═══ Data section

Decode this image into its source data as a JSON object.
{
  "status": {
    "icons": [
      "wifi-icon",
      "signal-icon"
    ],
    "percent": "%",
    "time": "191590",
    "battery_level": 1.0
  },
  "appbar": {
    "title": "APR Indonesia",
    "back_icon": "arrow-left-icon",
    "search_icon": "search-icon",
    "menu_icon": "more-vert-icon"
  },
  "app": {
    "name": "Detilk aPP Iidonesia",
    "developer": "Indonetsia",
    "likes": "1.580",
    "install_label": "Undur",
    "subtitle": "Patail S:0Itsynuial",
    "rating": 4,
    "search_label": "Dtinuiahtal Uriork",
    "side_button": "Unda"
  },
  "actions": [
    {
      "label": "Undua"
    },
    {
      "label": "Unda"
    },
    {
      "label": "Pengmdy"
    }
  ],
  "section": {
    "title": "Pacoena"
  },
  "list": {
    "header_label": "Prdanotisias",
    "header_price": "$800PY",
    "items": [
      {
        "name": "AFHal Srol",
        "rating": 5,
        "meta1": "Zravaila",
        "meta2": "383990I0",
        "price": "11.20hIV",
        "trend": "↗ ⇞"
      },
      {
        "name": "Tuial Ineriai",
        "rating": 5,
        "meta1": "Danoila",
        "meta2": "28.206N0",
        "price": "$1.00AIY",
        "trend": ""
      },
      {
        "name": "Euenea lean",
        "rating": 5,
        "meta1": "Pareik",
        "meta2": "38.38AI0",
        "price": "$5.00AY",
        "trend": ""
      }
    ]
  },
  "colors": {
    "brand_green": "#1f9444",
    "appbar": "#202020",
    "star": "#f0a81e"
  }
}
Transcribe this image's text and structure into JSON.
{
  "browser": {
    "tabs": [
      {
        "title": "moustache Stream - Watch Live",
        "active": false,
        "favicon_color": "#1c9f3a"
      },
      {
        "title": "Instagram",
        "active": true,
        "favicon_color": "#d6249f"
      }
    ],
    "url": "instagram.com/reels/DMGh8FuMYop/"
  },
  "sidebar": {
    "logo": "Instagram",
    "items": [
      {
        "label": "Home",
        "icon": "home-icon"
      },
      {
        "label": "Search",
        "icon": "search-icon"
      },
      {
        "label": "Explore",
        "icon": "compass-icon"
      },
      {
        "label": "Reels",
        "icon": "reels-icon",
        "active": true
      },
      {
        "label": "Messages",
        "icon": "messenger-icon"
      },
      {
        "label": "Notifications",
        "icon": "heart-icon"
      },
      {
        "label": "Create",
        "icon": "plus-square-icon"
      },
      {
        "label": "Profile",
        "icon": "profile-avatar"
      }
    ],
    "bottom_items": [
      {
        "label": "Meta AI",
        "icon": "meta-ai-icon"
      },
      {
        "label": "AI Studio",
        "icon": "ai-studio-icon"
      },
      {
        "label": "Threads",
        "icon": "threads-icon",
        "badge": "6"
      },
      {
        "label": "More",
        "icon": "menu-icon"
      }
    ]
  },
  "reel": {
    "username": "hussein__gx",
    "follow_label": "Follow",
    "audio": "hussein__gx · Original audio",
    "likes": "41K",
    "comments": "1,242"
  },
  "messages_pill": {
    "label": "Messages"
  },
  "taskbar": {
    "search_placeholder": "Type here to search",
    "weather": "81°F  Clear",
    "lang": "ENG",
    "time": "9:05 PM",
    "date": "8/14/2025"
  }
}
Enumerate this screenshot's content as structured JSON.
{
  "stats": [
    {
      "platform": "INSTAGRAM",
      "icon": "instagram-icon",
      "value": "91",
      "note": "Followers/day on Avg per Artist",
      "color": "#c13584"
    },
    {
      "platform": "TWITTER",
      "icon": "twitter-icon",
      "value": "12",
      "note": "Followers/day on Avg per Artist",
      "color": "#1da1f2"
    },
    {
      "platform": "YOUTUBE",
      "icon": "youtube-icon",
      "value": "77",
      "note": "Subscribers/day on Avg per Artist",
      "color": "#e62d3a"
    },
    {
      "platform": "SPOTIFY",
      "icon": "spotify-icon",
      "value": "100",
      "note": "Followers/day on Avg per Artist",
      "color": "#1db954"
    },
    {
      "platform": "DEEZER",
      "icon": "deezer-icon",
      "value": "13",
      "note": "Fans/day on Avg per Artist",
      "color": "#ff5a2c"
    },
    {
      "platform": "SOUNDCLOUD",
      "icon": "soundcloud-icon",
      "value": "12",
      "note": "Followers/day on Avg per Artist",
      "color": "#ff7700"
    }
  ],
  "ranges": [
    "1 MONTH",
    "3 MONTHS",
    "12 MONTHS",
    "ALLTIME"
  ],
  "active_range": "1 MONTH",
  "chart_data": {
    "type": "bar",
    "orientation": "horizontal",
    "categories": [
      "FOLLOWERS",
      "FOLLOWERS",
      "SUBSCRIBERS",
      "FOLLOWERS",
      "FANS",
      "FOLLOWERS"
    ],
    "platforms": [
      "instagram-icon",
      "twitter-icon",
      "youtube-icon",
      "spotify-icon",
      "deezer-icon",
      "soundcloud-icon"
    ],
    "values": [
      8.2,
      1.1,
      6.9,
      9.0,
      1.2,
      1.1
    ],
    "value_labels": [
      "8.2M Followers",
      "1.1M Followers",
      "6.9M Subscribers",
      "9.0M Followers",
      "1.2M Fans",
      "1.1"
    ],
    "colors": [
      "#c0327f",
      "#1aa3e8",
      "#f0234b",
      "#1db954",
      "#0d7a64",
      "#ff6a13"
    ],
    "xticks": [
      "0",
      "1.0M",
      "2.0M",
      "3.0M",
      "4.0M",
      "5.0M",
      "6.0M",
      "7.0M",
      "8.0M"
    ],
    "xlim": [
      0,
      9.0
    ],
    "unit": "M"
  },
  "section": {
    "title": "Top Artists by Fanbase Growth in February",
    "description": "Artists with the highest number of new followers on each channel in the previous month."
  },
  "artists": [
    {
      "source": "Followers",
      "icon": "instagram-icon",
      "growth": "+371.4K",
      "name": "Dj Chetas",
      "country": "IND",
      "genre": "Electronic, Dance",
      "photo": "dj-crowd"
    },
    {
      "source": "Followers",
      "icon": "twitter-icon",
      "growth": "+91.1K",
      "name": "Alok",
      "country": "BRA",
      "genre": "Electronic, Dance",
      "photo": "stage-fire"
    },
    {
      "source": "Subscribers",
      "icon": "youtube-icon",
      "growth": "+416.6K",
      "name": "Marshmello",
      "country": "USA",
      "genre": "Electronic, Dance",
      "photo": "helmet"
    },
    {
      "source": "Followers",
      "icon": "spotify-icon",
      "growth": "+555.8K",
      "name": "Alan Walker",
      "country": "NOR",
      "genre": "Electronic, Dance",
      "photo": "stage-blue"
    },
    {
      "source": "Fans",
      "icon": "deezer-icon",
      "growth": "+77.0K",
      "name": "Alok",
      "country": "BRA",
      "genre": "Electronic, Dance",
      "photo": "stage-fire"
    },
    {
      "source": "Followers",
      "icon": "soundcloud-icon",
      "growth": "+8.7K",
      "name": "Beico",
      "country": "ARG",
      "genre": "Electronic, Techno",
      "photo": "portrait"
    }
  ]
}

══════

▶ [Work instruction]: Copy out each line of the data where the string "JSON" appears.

▶ [Expected answer]:
Decode this image into its source data as a JSON object.
Transcribe this image's text and structure into JSON.
Enumerate this screenshot's content as structured JSON.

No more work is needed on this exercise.